So one night at dinner, we decided our secret word would be hammer. (Full disclosure: the secret isn't really hammer.) And hammer meant I love you. I don't remember if Heather was on board at first. Our kids' have my sense of humor. We were sort of goofing on the whole secret word thing. Not sort of. We were goofing on it.

But then it stuck.

We wrote little notes signed hammer, texts with hammer, waved goodbye saying hammer. It really became our weird secret word. In fact, it became a password for the longest time. Many of our accounts were assigned hammer88. The number had no significance. It was just tacked on when passwords required a letters and numbers.


In 2008, Heather received an email from Michael. He was eighteen years old. We had received annual updates from Cathy and Wayne, saw him grow up through the years. Heather would send birthday cards every year. But now he was graduating high school. 

And he wanted to visit.

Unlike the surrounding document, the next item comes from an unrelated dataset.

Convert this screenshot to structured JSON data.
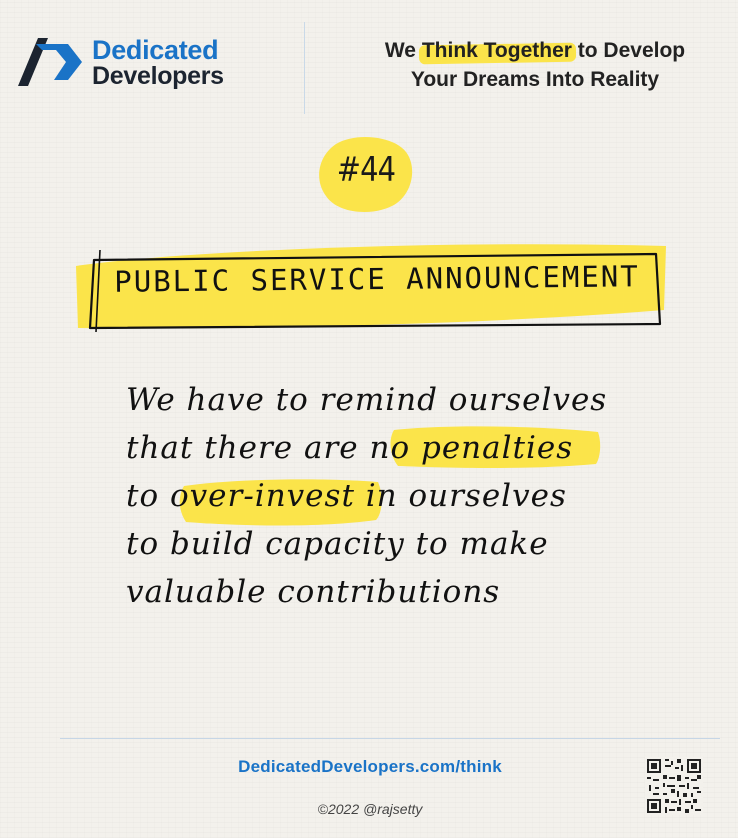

Angst. Elation. Apprehension. Everything was in the room when the email arrived. He was going on a road trip with two friends. We would meet them in Charleston. Times and dates and places were arranged, but that's not the odd part of this story. Sure, eighteen years separating us is not a common event. And why tell the whole story about secret words and hammers and passwords? It was Michael's email. His username.


His username contained our secret family word. Not only that, it had the number. The number.


How is this possible? It's not. It's just not.

But there we were looking at it. It was there. It happened. You might assume I'm spinning a yarn, adding spice to story that's not really in need of it. The odds of that word and number are... they're impossible. We've shared our silly inside joke with very few people, certain not something that would go in a birthday card or texted with directions. Definitely not something for a birthday card.

Micheal didn't have an explanation. He didn't seem to really know why he used that word and number.

None of this felt real anymore. Like some sort of surreal Matrix movie moment, an impossibility that suggested this was a dream. It was all dream. Too perfect.

But we didn't wake up. We met Michael in Charleston. The reunion was stunning. Heather and Michael recognized each other from a block away. They tearfully embraced as tourists passed in horse-drawn carriages.

They had no idea she'd waited 18 years for this moment.